Welcome to another Saturday Saunter, this time being written on Thursday night with ‘Britain’s Lost Masterpieces’ on in the background from the iPlayer. Much of Scotland has had snow this week. We in Glasgow had a few inches and it is beginning to thaw as I write this. Pavements and roads are slippy as the snow has compacted or iced over. It has been perishingly cold as well, the kind of cold which tingles the ears. I haven’t had a haircut since November and unfortunately that means beanie hats rise up and fail to cover my ears for long. I bought two new ones last week which fit my quite large head but still rise up to avoid covering my ears. There was proper snow here, the kind which is deep, fluffy and falls in great quantities, and it wasn’t even the first snow of the winter. I didn’t see a lot of snow growing up by the seaside so I still get a bit of excitement when there’s snow, even if the aftermath of ice and slush isn’t so great.

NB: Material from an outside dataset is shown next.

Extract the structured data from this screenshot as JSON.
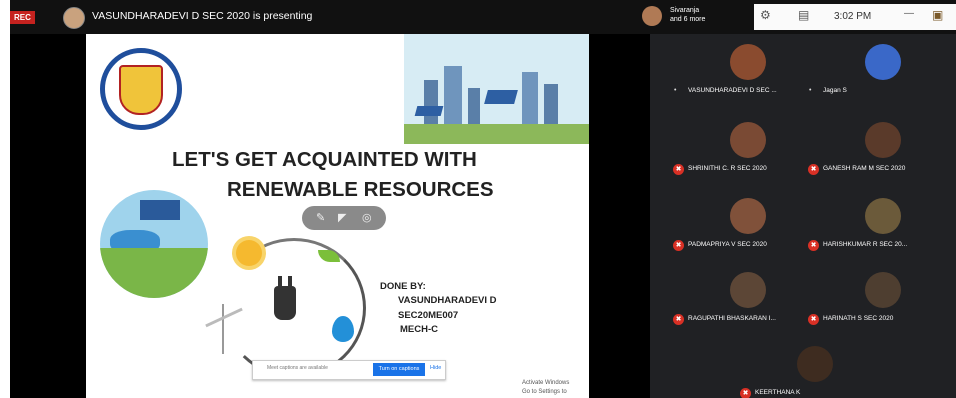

There have been a few cool photographs of football grounds covered in snow this week. The third best football team in the land, Hibernian FC, shared a picture with the hallowed Easter Road turf covered in the white stuff, while there was a very cool drone photograph showing Dumbarton’s ground, whose current sponsored name I forget, with the Castle Rock and the Clyde in the background. The C and G Systems Stadium is the name of Dumbarton’s ground, incidentally. I also watched a Footy Adventures YouTube video featuring Cathkin Park in the snow too. I’ve not been to Cathkin for a few months and I don’t think I’ve ever been in the snow either. Next time, maybe.

Looking across from the centre spot of a football pitch across to terracing surrounded by trees. Houses sit high above the terracing.
Cathkin Park, not in the snow. Looking across from the centre spot of a football pitch across to terracing surrounded by trees. Houses sit high above the terracing.

Dumbarton Castle is a fine place. It has incredible views across Dumbarton, the Vale of Leven, the Clyde and much of western Scotland. I should have mentioned it in my post Clyde the other day. Dumbarton has a trig point at the top as well as a panel showing the distance from the castle to other major landmarks, like Ben Lomond, Glasgow University and the since demolished Singer factory in Clydebank, if memory serves. Those panels often appear in high places, like at the Robertson car park in the Gleniffer Braes Country Park above Paisley, with directions across Scotland towards Berwick and Carlisle as well as more locally to Lochwinnoch, Glasgow Cross and Dumbarton Castle, naturally enough. I only went to the Braes for the first (and second) time last year and the views from up there are incredible, 600 feet up, a great place to watch planes if you’re of a mind or spot landmarks if you’re happier on the ground, like me.

Traditionally I make mention of the fact that tomorrow, 14th February, is Valentine’s Day and write about how that day should celebrate love in all its forms, including for landscapes and treasured places, rather than alienating people who may not have romance in their lives or indeed may not want it and bombarding the rest of us with saccharine bollocks. All that’s true so I won’t repeat it. Whether you spend tomorrow alone, with a loved one, or whatever, have a good one.

Anyway, that’s the Saturday Saunter for today, Saturday 13th February 2021. Thanks for reading, commenting and following. I’m not sure what I’ll be posting on Wednesday but it might be about the Tay, since I’ve written about rivers the last two weeks. Until then, cheers just now.